Lunch seemed like a really long break, but my dessert was the track time that followed. The schedule was three sessions of six laps each, two per car, and two drivers per car. So, you do your two laps in the 911 S Cabriolet, swap with your co-driver, and they do their two laps, and then both of you move on to the next car. The downside, we drive in a convoy with a lead car, and as everyone knows, in a convoy you are only as fast as the slowest car. Yes, I get that we need to be fair to all, and not take any risks, but I can grumble about the luck of the draw or to whoever made these groups.
The first car on the track for a lap was what turned out to be the biggest surprise of the day. The 718 Spyder was a manual. A manual Porsche, at a racetrack. In India. I mean, hell yeah! Not to be confused with the Boxster Spyder, the 718 Spyder is a real and rare gem. It is exactly the same as a GT4, with the same 414 bhp and 21 kgm, 4-litre flat-six that revs up to 8000 rpm, and a 6-speed manual with long ratios in the first and second gear, but short throws. With the speed of the convoy I was in, the 718 Spyder could have done the entire lap in second gear. The 718 Spyder was a hoot though, a proper track tool, ready to attack every corner with the same zeal and precision, every single time. The 911 S Cabriolet, after the 718 Spyder, felt quieter and more comfortable. Driving a 911 anywhere, especially a track is always fun, but what I really wanted was to finish my two laps and drive the GT3 RS.

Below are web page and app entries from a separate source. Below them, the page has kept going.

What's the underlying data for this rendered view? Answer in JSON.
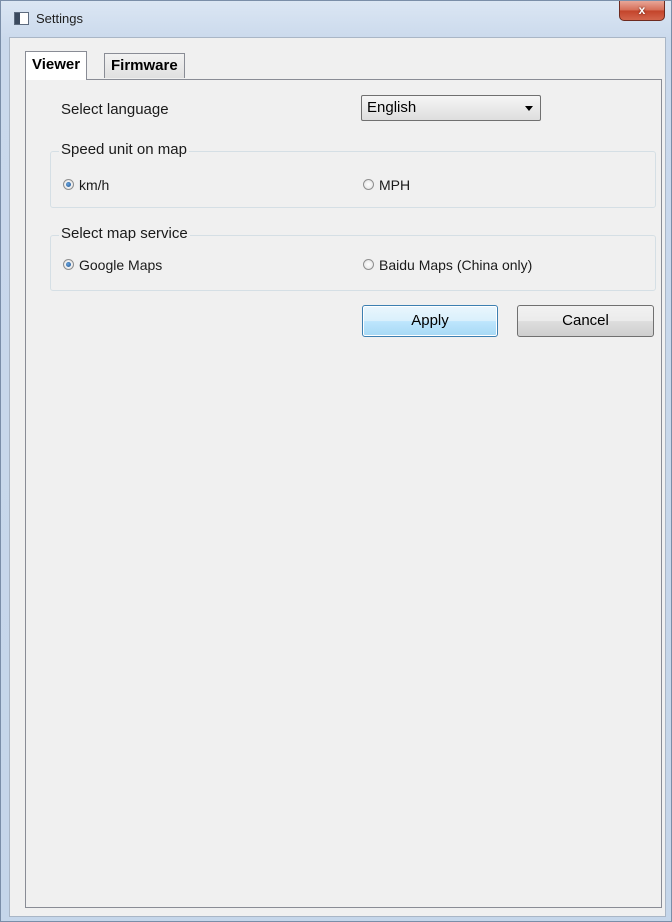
{
  "window": {
    "title": "Settings",
    "close_label": "x"
  },
  "tabs": [
    {
      "label": "Viewer",
      "active": true
    },
    {
      "label": "Firmware",
      "active": false
    }
  ],
  "viewer": {
    "language": {
      "label": "Select language",
      "selected": "English"
    },
    "speed_unit": {
      "title": "Speed unit on map",
      "options": [
        {
          "label": "km/h",
          "checked": true
        },
        {
          "label": "MPH",
          "checked": false
        }
      ]
    },
    "map_service": {
      "title": "Select map service",
      "options": [
        {
          "label": "Google Maps",
          "checked": true
        },
        {
          "label": "Baidu Maps (China only)",
          "checked": false
        }
      ]
    },
    "buttons": {
      "apply": "Apply",
      "cancel": "Cancel"
    }
  },
  "icons": {
    "app": "window-icon",
    "close": "close-icon",
    "dropdown": "chevron-down-icon"
  },
  "colors": {
    "panel_background": "#f0f0f0",
    "default_button": "#bee6fd",
    "close_button": "#c3432a"
  }
}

People who say don’t meet your heroes or something along those lines, either don’t like machines or haven’t met the GT3 RS. It is truly a video game car, which has been brought to life, featuring a mahoosive rear wing — the biggest on any Porsche ever — which is six feet wide and taller than the car. Courtesy of many such tricks, even some F1-inspired stuff, the GT3 RS has twice as much downforce as the old GT3 RS and three times as much as the current 911 GT3. It screams ‘take me racing’, and the naturally aspirated 4.0 flat-six screams, too, maniacally, up to 9000 rpm. Porsche calls it the most track-focused 911 ever, and boy does it show. On the track, it is one of the most involving cars I have ever driven. Two laps are not a lot, but the GT3 RS was impeccable. The way it sounds at 9000 rpm, or how the steering is razor sharp, or how beautifully balanced it is, or how it just sticks to the track, I can go on and on. The GT3 RS is beyond phenomenal, a testament to what engineering can do and how alive a car can make you feel. Truly unforgettable.
I did drive the Panamera Turbo, Cayenne Turbo, Macan GTS, and the Taycan for more laps, but everything just felt calm after the GT3 RS. All these cars were fast and capable, but the benchmark in my mind was too high and too fresh. Porsche’s family traits are carried over well through the entire range, including the Taycan, and it is heartening to see that changing times are not making the sportscar maker lose focus of what made it the legendary carmaker it is today. I am sure there will be electric versions of pretty much everything I drove today, but I hope Porsche never gives up on cars like the GT3 RS and 718 Spyder. The world will always need a little magic and these cars are simply that, magical.